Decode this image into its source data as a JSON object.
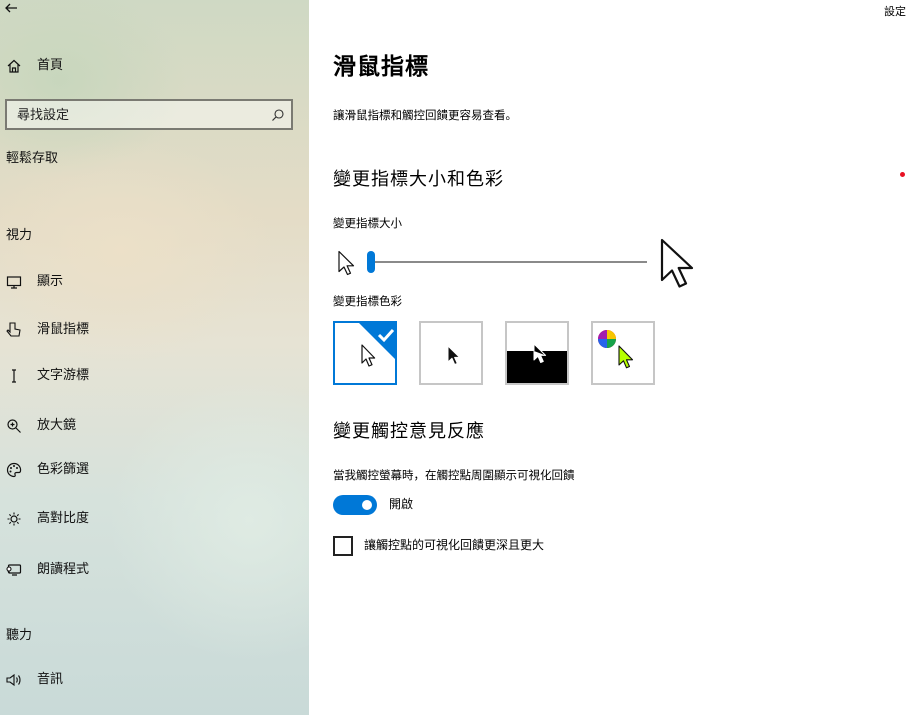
{
  "window": {
    "title": "設定"
  },
  "sidebar": {
    "back_icon": "back-arrow-icon",
    "home_label": "首頁",
    "search": {
      "placeholder": "尋找設定"
    },
    "category_title": "輕鬆存取",
    "vision_section": "視力",
    "hearing_section": "聽力",
    "items": [
      {
        "label": "顯示",
        "icon": "display-icon"
      },
      {
        "label": "滑鼠指標",
        "icon": "mouse-pointer-icon",
        "selected": true
      },
      {
        "label": "文字游標",
        "icon": "text-cursor-icon"
      },
      {
        "label": "放大鏡",
        "icon": "magnifier-icon"
      },
      {
        "label": "色彩篩選",
        "icon": "color-filter-icon"
      },
      {
        "label": "高對比度",
        "icon": "high-contrast-icon"
      },
      {
        "label": "朗讀程式",
        "icon": "narrator-icon"
      },
      {
        "label": "音訊",
        "icon": "audio-icon"
      }
    ]
  },
  "main": {
    "title": "滑鼠指標",
    "description": "讓滑鼠指標和觸控回饋更容易查看。",
    "pointer_section": {
      "heading": "變更指標大小和色彩",
      "size_label": "變更指標大小",
      "size_value": 1,
      "size_min": 1,
      "size_max": 15,
      "color_label": "變更指標色彩",
      "color_options": [
        {
          "name": "white",
          "selected": true
        },
        {
          "name": "black",
          "selected": false
        },
        {
          "name": "inverted",
          "selected": false
        },
        {
          "name": "custom",
          "selected": false
        }
      ]
    },
    "touch_section": {
      "heading": "變更觸控意見反應",
      "feedback_label": "當我觸控螢幕時，在觸控點周圍顯示可視化回饋",
      "toggle_state": "開啟",
      "toggle_on": true,
      "checkbox_label": "讓觸控點的可視化回饋更深且更大",
      "checkbox_checked": false
    }
  },
  "colors": {
    "accent": "#0078d7",
    "notification_dot": "#e81123"
  }
}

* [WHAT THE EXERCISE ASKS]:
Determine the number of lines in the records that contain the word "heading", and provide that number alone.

* [ANSWER BOX]:
2